What the task asks:
I need the lines from the one with "Convert this screenshot" through the end of the material, copied exactly and with nothing else included.

Material for the task:
_ _ _
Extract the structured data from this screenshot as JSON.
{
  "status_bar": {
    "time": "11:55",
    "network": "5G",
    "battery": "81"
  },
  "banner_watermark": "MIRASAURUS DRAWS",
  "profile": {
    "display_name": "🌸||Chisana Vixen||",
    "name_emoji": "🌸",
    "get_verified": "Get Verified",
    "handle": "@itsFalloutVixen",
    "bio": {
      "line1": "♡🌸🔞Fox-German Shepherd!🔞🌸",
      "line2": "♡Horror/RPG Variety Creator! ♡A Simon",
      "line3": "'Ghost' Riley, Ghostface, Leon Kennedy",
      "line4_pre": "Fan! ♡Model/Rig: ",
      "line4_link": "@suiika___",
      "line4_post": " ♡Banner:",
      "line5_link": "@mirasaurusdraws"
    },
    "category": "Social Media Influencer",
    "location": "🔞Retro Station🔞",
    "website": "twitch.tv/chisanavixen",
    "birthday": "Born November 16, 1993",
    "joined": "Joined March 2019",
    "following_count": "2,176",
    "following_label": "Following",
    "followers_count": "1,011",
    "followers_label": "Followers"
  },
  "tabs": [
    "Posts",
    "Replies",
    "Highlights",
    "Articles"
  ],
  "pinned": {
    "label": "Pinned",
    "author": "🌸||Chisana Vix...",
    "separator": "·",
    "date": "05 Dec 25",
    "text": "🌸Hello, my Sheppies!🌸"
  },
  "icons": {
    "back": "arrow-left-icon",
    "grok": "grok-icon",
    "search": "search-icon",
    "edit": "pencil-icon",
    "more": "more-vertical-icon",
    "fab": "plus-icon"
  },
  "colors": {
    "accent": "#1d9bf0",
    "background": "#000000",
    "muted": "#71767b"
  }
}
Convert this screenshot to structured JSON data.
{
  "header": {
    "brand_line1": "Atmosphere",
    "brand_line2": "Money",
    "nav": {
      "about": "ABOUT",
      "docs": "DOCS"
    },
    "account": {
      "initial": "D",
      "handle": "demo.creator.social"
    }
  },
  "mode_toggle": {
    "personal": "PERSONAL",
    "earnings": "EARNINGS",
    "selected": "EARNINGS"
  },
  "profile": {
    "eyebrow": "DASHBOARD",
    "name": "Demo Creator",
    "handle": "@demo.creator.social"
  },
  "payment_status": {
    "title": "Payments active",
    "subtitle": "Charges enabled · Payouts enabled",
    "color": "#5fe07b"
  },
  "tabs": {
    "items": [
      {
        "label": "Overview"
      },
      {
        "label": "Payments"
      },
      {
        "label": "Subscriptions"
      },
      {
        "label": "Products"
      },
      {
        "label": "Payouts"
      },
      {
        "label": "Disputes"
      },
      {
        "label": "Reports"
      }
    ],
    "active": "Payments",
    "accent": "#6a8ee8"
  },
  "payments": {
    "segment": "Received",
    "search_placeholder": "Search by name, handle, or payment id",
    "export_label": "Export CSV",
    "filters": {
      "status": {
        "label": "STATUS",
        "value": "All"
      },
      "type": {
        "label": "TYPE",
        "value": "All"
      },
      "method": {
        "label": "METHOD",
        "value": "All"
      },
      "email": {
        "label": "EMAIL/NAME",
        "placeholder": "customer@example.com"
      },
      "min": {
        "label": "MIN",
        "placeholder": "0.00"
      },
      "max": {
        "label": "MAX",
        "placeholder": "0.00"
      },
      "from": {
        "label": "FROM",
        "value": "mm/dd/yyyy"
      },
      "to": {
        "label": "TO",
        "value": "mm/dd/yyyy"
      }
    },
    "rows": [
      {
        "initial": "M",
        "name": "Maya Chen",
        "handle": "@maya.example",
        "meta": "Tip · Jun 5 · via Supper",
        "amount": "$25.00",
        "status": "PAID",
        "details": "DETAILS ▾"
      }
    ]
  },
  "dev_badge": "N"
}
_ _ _
Exercise result:
Convert this screenshot to structured JSON data.
{
  "header": {
    "brand_line1": "Atmosphere",
    "brand_line2": "Money",
    "nav": {
      "about": "ABOUT",
      "docs": "DOCS"
    },
    "account": {
      "initial": "D",
      "handle": "demo.creator.social"
    }
  },
  "mode_toggle": {
    "personal": "PERSONAL",
    "earnings": "EARNINGS",
    "selected": "EARNINGS"
  },
  "profile": {
    "eyebrow": "DASHBOARD",
    "name": "Demo Creator",
    "handle": "@demo.creator.social"
  },
  "payment_status": {
    "title": "Payments active",
    "subtitle": "Charges enabled · Payouts enabled",
    "color": "#5fe07b"
  },
  "tabs": {
    "items": [
      {
        "label": "Overview"
      },
      {
        "label": "Payments"
      },
      {
        "label": "Subscriptions"
      },
      {
        "label": "Products"
      },
      {
        "label": "Payouts"
      },
      {
        "label": "Disputes"
      },
      {
        "label": "Reports"
      }
    ],
    "active": "Payments",
    "accent": "#6a8ee8"
  },
  "payments": {
    "segment": "Received",
    "search_placeholder": "Search by name, handle, or payment id",
    "export_label": "Export CSV",
    "filters": {
      "status": {
        "label": "STATUS",
        "value": "All"
      },
      "type": {
        "label": "TYPE",
        "value": "All"
      },
      "method": {
        "label": "METHOD",
        "value": "All"
      },
      "email": {
        "label": "EMAIL/NAME",
        "placeholder": "customer@example.com"
      },
      "min": {
        "label": "MIN",
        "placeholder": "0.00"
      },
      "max": {
        "label": "MAX",
        "placeholder": "0.00"
      },
      "from": {
        "label": "FROM",
        "value": "mm/dd/yyyy"
      },
      "to": {
        "label": "TO",
        "value": "mm/dd/yyyy"
      }
    },
    "rows": [
      {
        "initial": "M",
        "name": "Maya Chen",
        "handle": "@maya.example",
        "meta": "Tip · Jun 5 · via Supper",
        "amount": "$25.00",
        "status": "PAID",
        "details": "DETAILS ▾"
      }
    ]
  },
  "dev_badge": "N"
}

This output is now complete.